Segment Start: DATA EXCERPTS
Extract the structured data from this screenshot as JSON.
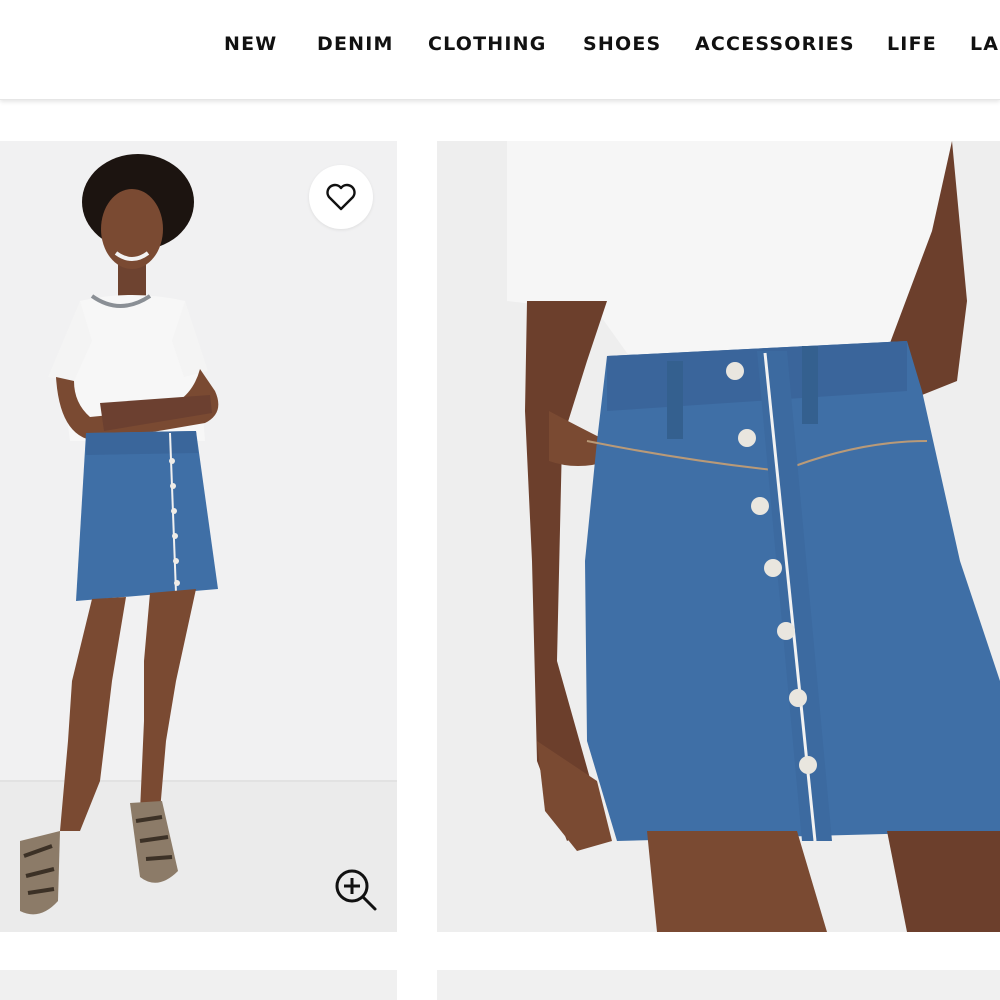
{
  "header": {
    "nav": [
      {
        "label": "NEW"
      },
      {
        "label": "DENIM"
      },
      {
        "label": "CLOTHING"
      },
      {
        "label": "SHOES"
      },
      {
        "label": "ACCESSORIES"
      },
      {
        "label": "LIFE"
      },
      {
        "label": "LA"
      }
    ]
  },
  "gallery": {
    "icons": {
      "wishlist": "heart-icon",
      "zoom": "zoom-in-icon"
    },
    "colors": {
      "denim": "#3f6fa6",
      "tee": "#f7f7f7",
      "skin": "#7a4a32",
      "background": "#f1f1f2"
    }
  }
}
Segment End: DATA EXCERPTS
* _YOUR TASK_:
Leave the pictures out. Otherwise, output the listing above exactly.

* _RESPONSE BELOW_:
Extract the structured data from this screenshot as JSON.
{
  "header": {
    "nav": [
      {
        "label": "NEW"
      },
      {
        "label": "DENIM"
      },
      {
        "label": "CLOTHING"
      },
      {
        "label": "SHOES"
      },
      {
        "label": "ACCESSORIES"
      },
      {
        "label": "LIFE"
      },
      {
        "label": "LA"
      }
    ]
  },
  "gallery": {
    "icons": {
      "wishlist": "heart-icon",
      "zoom": "zoom-in-icon"
    },
    "colors": {
      "denim": "#3f6fa6",
      "tee": "#f7f7f7",
      "skin": "#7a4a32",
      "background": "#f1f1f2"
    }
  }
}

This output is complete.